Encounters are either initiated through direct contact with enemy sprites guarding certain areas or just roaming around, or through a series of random challenges that you can either accept or ignore. I like this system a lot, as it tells you how many enemies you will face and also what level they are, so if you think it’s too much for you to take on you can simply walk away. Once you are in battle, the action switches to a grid-based arena. Everyone on the field has a set number of moves available per turn. Initially, you only get one but this increases as your characters level up. The available actions are attack, use skills (draining MP), use items, defend or just move a space on the board. At first this seems like a relatively simple concept, but as the number of enemies increase it’s vital to plan a few moves ahead to be victorious.
I started off thinking the battle system was incredibly tedious, as it involves a lot of shuffling from one square to the next, waiting for enemies to shuffle towards you so you can eventually engage them. The addition of new party members definitely helps with this, but it’s the development of tactics that makes the whole experience much more interesting. The amount of turns each character is allowed begins at one, but as they increase in level you receive sub-turns, which give them extra moves during their turn. This makes battles flow much easier, for instance allowing Baldren to move towards an enemy, attack and then switch to a defensive stance all in one turn. One aspect of sub-turns that I absolutely hate is that once you take a turn, if you want to do something different it is necessary to press the cancel button then select your next option. This may not sound like a big deal, but let me give you an example. I instruct Baldren to move forward a space, then I want to scroll down the menu to use a skill. If I don’t press circle to cancel the move command, then he will just move back to the space he was in previously, making my entire turn completely pointless. It’s annoying, but you do get used to it.
In order to keep the game accessible for newbies to the genre, it feeds you little bits of information throughout the early stages, such as battle tips, how to utilise new skills and battle tactics effectively and lots more. Rainbow Moon focuses heavily on character development, urging you to grind in order to defeat the earliest of bosses. Luckily, the game is quite generous when it comes to stat increases (strength, defence, speed, luck, HP and MP), using a currency of Rainbow Pearls to let the player buy whatever stat increases they want for each character. The amount of rainbow pearls earned by each character is determined by whoever delivers the final blow in battle, so it’s important to ensure all your party members receive a similar number. It’s a good thing they let you increase your stats between levelling up, because it takes so damn long to level up in the first place!
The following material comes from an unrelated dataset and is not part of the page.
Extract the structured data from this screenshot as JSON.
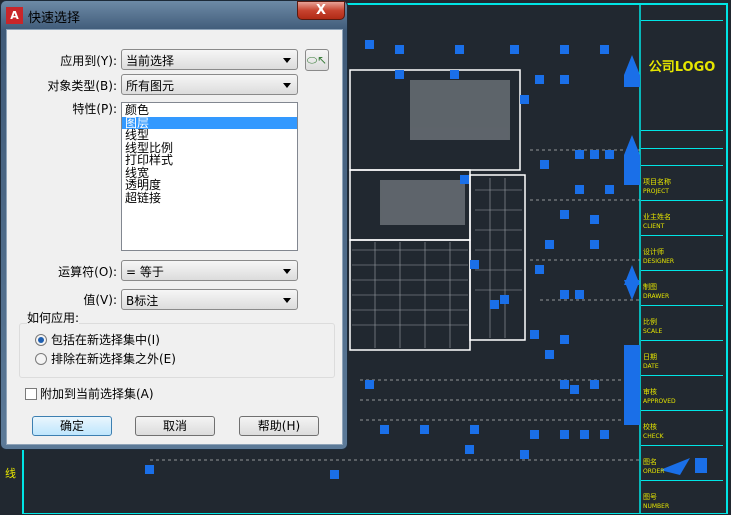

To sum up, Rainbow Moon is infuriating, charming, challenging and forgiving all at once. It’s not for the faint-hearted, but for anyone who loves a good old-fashioned RPG, and has a lot of spare time this summer, it’s $9.99 well spent.